Set the listing down again in full, word for word, with the pictures left out.

START INFORMATION

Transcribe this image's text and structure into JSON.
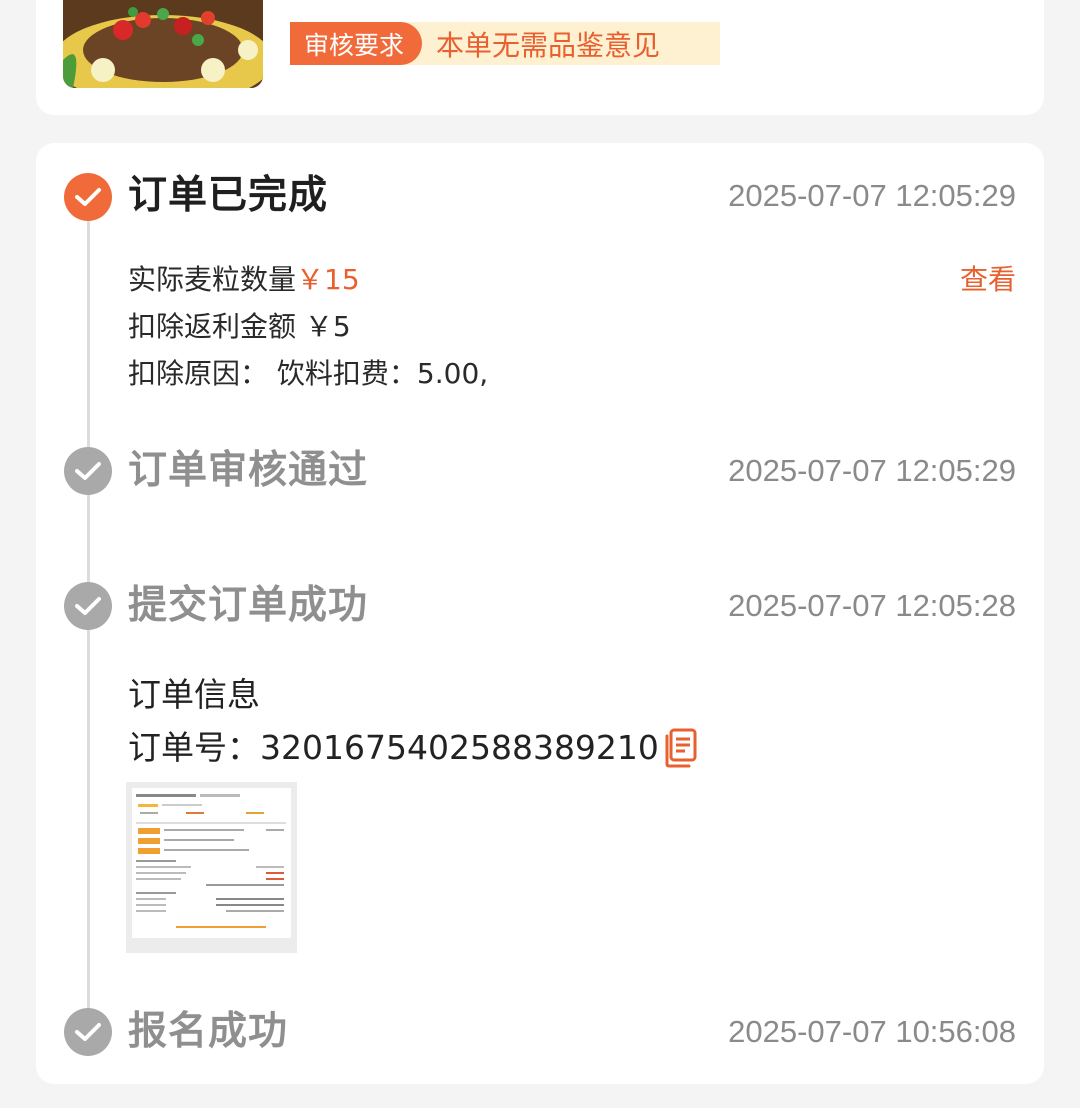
{
  "review": {
    "tag_label": "审核要求",
    "tag_value": "本单无需品鉴意见"
  },
  "steps": [
    {
      "title": "订单已完成",
      "time": "2025-07-07 12:05:29",
      "status": "active",
      "details": {
        "actual_label": "实际麦粒数量",
        "actual_value": "￥15",
        "view_label": "查看",
        "deduct_label": "扣除返利金额",
        "deduct_value": "￥5",
        "reason_label": "扣除原因：",
        "reason_value": "饮料扣费：5.00,"
      }
    },
    {
      "title": "订单审核通过",
      "time": "2025-07-07 12:05:29",
      "status": "done"
    },
    {
      "title": "提交订单成功",
      "time": "2025-07-07 12:05:28",
      "status": "done",
      "details": {
        "info_label": "订单信息",
        "order_no_label": "订单号：",
        "order_no": "320167540258838921​0"
      }
    },
    {
      "title": "报名成功",
      "time": "2025-07-07 10:56:08",
      "status": "done"
    }
  ],
  "colors": {
    "accent": "#f06a3a",
    "done_icon": "#a9a9a9",
    "badge_bg": "#fdf1d2"
  }
}
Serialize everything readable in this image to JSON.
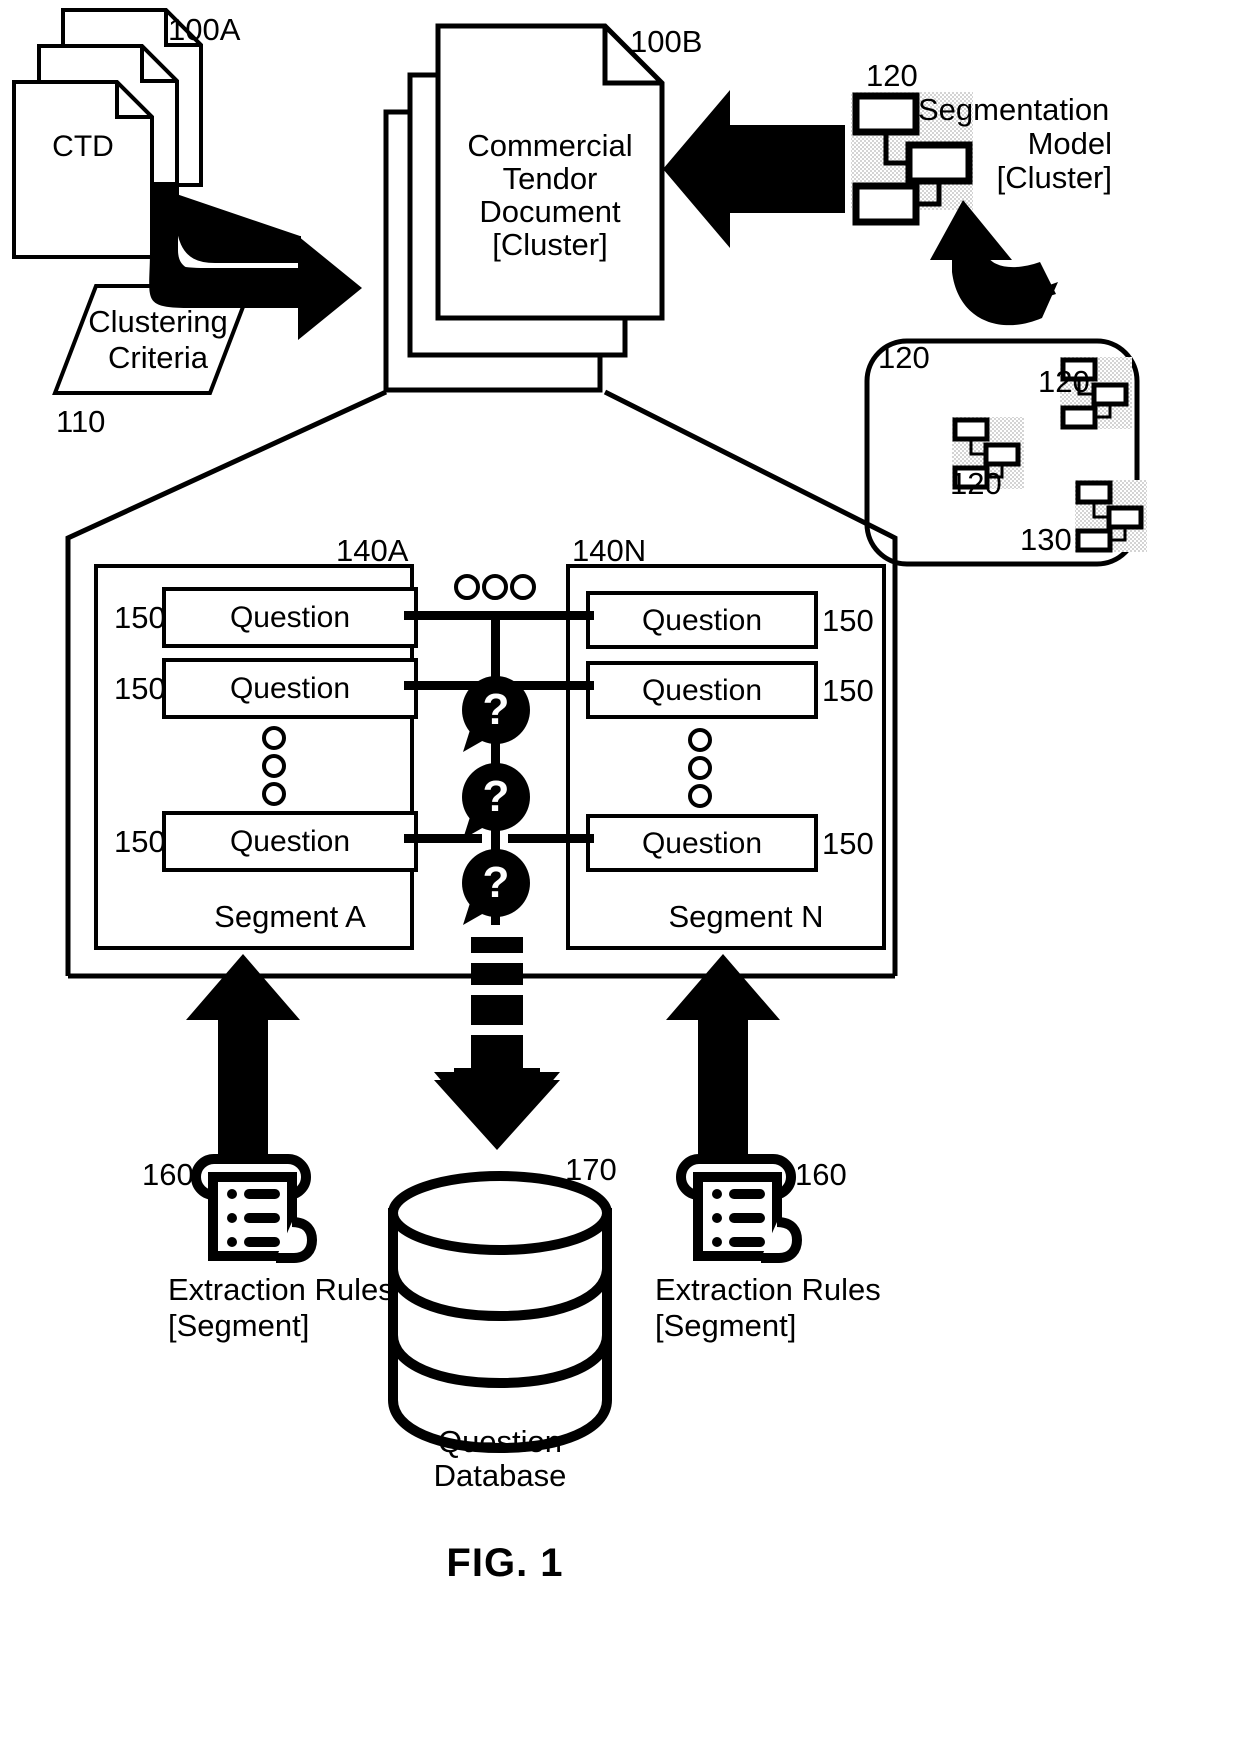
{
  "figure": {
    "caption": "FIG. 1",
    "title_implicit": "Commercial Tender Document Segmentation and Question Extraction"
  },
  "nodes": {
    "ctd_stack": {
      "ref": "100A",
      "label": "CTD",
      "icon": "document-stack-icon"
    },
    "clustering_criteria": {
      "ref": "110",
      "label_line1": "Clustering",
      "label_line2": "Criteria",
      "icon": "parallelogram-data-icon"
    },
    "ctd_cluster_stack": {
      "ref": "100B",
      "label_line1": "Commercial",
      "label_line2": "Tendor",
      "label_line3": "Document",
      "label_line4": "[Cluster]",
      "icon": "document-stack-icon"
    },
    "segmentation_model": {
      "ref": "120",
      "label_line1": "Segmentation",
      "label_line2": "Model",
      "label_line3": "[Cluster]",
      "icon": "hierarchy-model-icon"
    },
    "model_pool": {
      "ref": "130",
      "icon": "rounded-container-icon",
      "members": [
        {
          "ref": "120",
          "icon": "hierarchy-model-icon"
        },
        {
          "ref": "120",
          "icon": "hierarchy-model-icon"
        },
        {
          "ref": "120",
          "icon": "hierarchy-model-icon"
        }
      ]
    },
    "segment_a": {
      "ref": "140A",
      "title": "Segment A",
      "questions": [
        {
          "ref": "150",
          "label": "Question"
        },
        {
          "ref": "150",
          "label": "Question"
        },
        {
          "ref": "150",
          "label": "Question"
        }
      ],
      "vertical_ellipsis": "circle-ellipsis-icon"
    },
    "segment_n": {
      "ref": "140N",
      "title": "Segment N",
      "questions": [
        {
          "ref": "150",
          "label": "Question"
        },
        {
          "ref": "150",
          "label": "Question"
        },
        {
          "ref": "150",
          "label": "Question"
        }
      ],
      "vertical_ellipsis": "circle-ellipsis-icon"
    },
    "horizontal_ellipsis": "circle-ellipsis-horizontal-icon",
    "question_bubbles": [
      {
        "icon": "question-bubble-icon",
        "glyph": "?"
      },
      {
        "icon": "question-bubble-icon",
        "glyph": "?"
      },
      {
        "icon": "question-bubble-icon",
        "glyph": "?"
      }
    ],
    "extraction_rules_left": {
      "ref": "160",
      "label_line1": "Extraction Rules",
      "label_line2": "[Segment]",
      "icon": "scroll-rules-icon"
    },
    "extraction_rules_right": {
      "ref": "160",
      "label_line1": "Extraction Rules",
      "label_line2": "[Segment]",
      "icon": "scroll-rules-icon"
    },
    "question_database": {
      "ref": "170",
      "label_line1": "Question",
      "label_line2": "Database",
      "icon": "database-cylinder-icon"
    }
  },
  "arrows": {
    "ctd_to_cluster": "curved-right-arrow",
    "model_to_cluster": "left-arrow",
    "pool_to_model": "curved-up-arrow",
    "rules_left_up": "up-arrow",
    "rules_right_up": "up-arrow",
    "questions_to_db": "down-arrow-dashed"
  },
  "colors": {
    "stroke": "#000000",
    "fill": "#ffffff",
    "shade": "#d9d9d9"
  }
}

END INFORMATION

## RESPONSE BELOW
Transcribe this image's text and structure into JSON.
{
  "review": {
    "tag_label": "审核要求",
    "tag_value": "本单无需品鉴意见"
  },
  "steps": [
    {
      "title": "订单已完成",
      "time": "2025-07-07 12:05:29",
      "status": "active",
      "details": {
        "actual_label": "实际麦粒数量",
        "actual_value": "￥15",
        "view_label": "查看",
        "deduct_label": "扣除返利金额",
        "deduct_value": "￥5",
        "reason_label": "扣除原因：",
        "reason_value": "饮料扣费：5.00,"
      }
    },
    {
      "title": "订单审核通过",
      "time": "2025-07-07 12:05:29",
      "status": "done"
    },
    {
      "title": "提交订单成功",
      "time": "2025-07-07 12:05:28",
      "status": "done",
      "details": {
        "info_label": "订单信息",
        "order_no_label": "订单号：",
        "order_no": "320167540258838921​0"
      }
    },
    {
      "title": "报名成功",
      "time": "2025-07-07 10:56:08",
      "status": "done"
    }
  ],
  "colors": {
    "accent": "#f06a3a",
    "done_icon": "#a9a9a9",
    "badge_bg": "#fdf1d2"
  }
}
Serialize everything readable in this image to JSON.
{
  "figure": {
    "caption": "FIG. 1",
    "title_implicit": "Commercial Tender Document Segmentation and Question Extraction"
  },
  "nodes": {
    "ctd_stack": {
      "ref": "100A",
      "label": "CTD",
      "icon": "document-stack-icon"
    },
    "clustering_criteria": {
      "ref": "110",
      "label_line1": "Clustering",
      "label_line2": "Criteria",
      "icon": "parallelogram-data-icon"
    },
    "ctd_cluster_stack": {
      "ref": "100B",
      "label_line1": "Commercial",
      "label_line2": "Tendor",
      "label_line3": "Document",
      "label_line4": "[Cluster]",
      "icon": "document-stack-icon"
    },
    "segmentation_model": {
      "ref": "120",
      "label_line1": "Segmentation",
      "label_line2": "Model",
      "label_line3": "[Cluster]",
      "icon": "hierarchy-model-icon"
    },
    "model_pool": {
      "ref": "130",
      "icon": "rounded-container-icon",
      "members": [
        {
          "ref": "120",
          "icon": "hierarchy-model-icon"
        },
        {
          "ref": "120",
          "icon": "hierarchy-model-icon"
        },
        {
          "ref": "120",
          "icon": "hierarchy-model-icon"
        }
      ]
    },
    "segment_a": {
      "ref": "140A",
      "title": "Segment A",
      "questions": [
        {
          "ref": "150",
          "label": "Question"
        },
        {
          "ref": "150",
          "label": "Question"
        },
        {
          "ref": "150",
          "label": "Question"
        }
      ],
      "vertical_ellipsis": "circle-ellipsis-icon"
    },
    "segment_n": {
      "ref": "140N",
      "title": "Segment N",
      "questions": [
        {
          "ref": "150",
          "label": "Question"
        },
        {
          "ref": "150",
          "label": "Question"
        },
        {
          "ref": "150",
          "label": "Question"
        }
      ],
      "vertical_ellipsis": "circle-ellipsis-icon"
    },
    "horizontal_ellipsis": "circle-ellipsis-horizontal-icon",
    "question_bubbles": [
      {
        "icon": "question-bubble-icon",
        "glyph": "?"
      },
      {
        "icon": "question-bubble-icon",
        "glyph": "?"
      },
      {
        "icon": "question-bubble-icon",
        "glyph": "?"
      }
    ],
    "extraction_rules_left": {
      "ref": "160",
      "label_line1": "Extraction Rules",
      "label_line2": "[Segment]",
      "icon": "scroll-rules-icon"
    },
    "extraction_rules_right": {
      "ref": "160",
      "label_line1": "Extraction Rules",
      "label_line2": "[Segment]",
      "icon": "scroll-rules-icon"
    },
    "question_database": {
      "ref": "170",
      "label_line1": "Question",
      "label_line2": "Database",
      "icon": "database-cylinder-icon"
    }
  },
  "arrows": {
    "ctd_to_cluster": "curved-right-arrow",
    "model_to_cluster": "left-arrow",
    "pool_to_model": "curved-up-arrow",
    "rules_left_up": "up-arrow",
    "rules_right_up": "up-arrow",
    "questions_to_db": "down-arrow-dashed"
  },
  "colors": {
    "stroke": "#000000",
    "fill": "#ffffff",
    "shade": "#d9d9d9"
  }
}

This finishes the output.